I recently found a new hobby of making my own slice-n-bake cookies. Land O' Lakes' recipe for Sparkling Candy Corn Cookies sparked this inspiration. You can make adorable cookies in vast amounts without having to spend a whole lot of time in the kitchen. Plus, you hardly need any ingredients. Ever since making Candy Corn and Frankenstein (see pictures at the end of this post) cookies for Halloween, I've started to conjure up ideas for Christmas cookies, but I still have a few weeks until I start that baking. However, this week is Thanksgiving and I wanted to try out an idea I had. Tonight my son and I made some Indian Corn cookies to share with his Kindergarten class.
|I realize I really need to learn how to use my camera.

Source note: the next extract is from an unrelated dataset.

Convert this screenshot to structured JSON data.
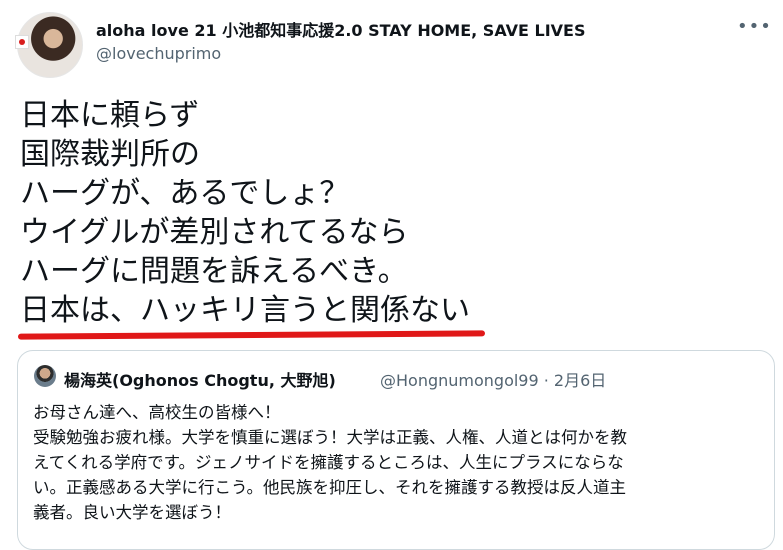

But, you get the idea of how adorable these cookies are!|
Time: 10 minutes to make the dough, 35 minutes to assemble the 'dough canes', at least 2 hours to refrigerate the dough, and 8 minutes to bake.
Cleanup: I think slice-n-bake cookies leave a whole lot less mess than your typical cutout cookies. 10 minutes to clean up the dishes, and a least 5 more minutes to get the food coloring off of your hands.
What You Need:
- Cookie dough (I really like this recipe from Land O' Lakes)
- Green, yellow, and red food coloring
- Plastic wrap
I am by no means a baker, as I always need recipes to bake sweet treats. However, I do love to get creative when making cookies. My kids both love helping in the kitchen, but cutout cookies are a bit fragile in the hands of a 2 and 5 year old. These slice-n-bake cookies let the kids play with the dough as if it was Play-Doh. What kid doesn't like rolling snakes?
Step 1: Dye the Dough
|My son now requests to pose in the pictures.|
Step 2: Make a Bunch of Snakes
My son did the majority of this step. I did help him out, but he was more than eager and more than capable of making a bunch of dough snakes. Roll the snakes about 10 inches in length with about 1/4 diameter. Stack them randomly into 2 piles.
|It's ok if the snakes break. Just pinch them back together.|
|I know, these aren't pretty.|
Step 3: Smooth and Roll
Roll each of the logs (I think in the crafting world, these are referred to a 'canes') until the snakes become smooth and the log is about 18".
|See, he loves the model his masterpieces.|
Step 4: Cut & Stack the Corn Cobs
Cut each of the logs in half and stack the halves on top of one another. You should still have 2 logs when complete.
|2 not so pretty logs. These are the corn cobs.|
Step 5: Add the Corn Husk
Split the green dough into quarters. Use 2 quarters per log. Roll each out into a fat snake and attach it to the yellow corn cob. Gently pinch the green dough so it completely covers the bottom of the yellow dough. I also slighly pinched the yellow dough to form a ridge along the length of the log.
|Pinch the green dough|
Step 6: Wrap the Logs of Dough
Wrap the logs of dough in plastic wrap and store in the fridge for at least 2 hours. You won't be able to easily slice the dough if it's not firmed up. This dough is pretty soft.
Step 7: Slice-N-Bake!
With your oven set to 375 degree, pull the logs out of the fridge and slice them into 1/4 inch pieces. Beware, the end pieces tend to look a little ugly. Toss each cookie into sugar and place on a cookie sheet. I like to use parchment paper to make sure the bottoms get perfectly golden. This single recipe makes about 8 dozen mini-cookies. I baked mine for 9 minutes.
|1/4 inch pieces|
|Dusted in sugar and ready to bake.|
I might adjust my technique the next time I make these, but I think this was a good start. I think I need better shaping for the husks. Lesson learned for next time. Now, I can't wait to try out my ideas for Christmas designs! Here's what I did for Halloween:
|Frankenstein and Candy Corn Slice-N-Bake cookies!|
Have fun and good eats!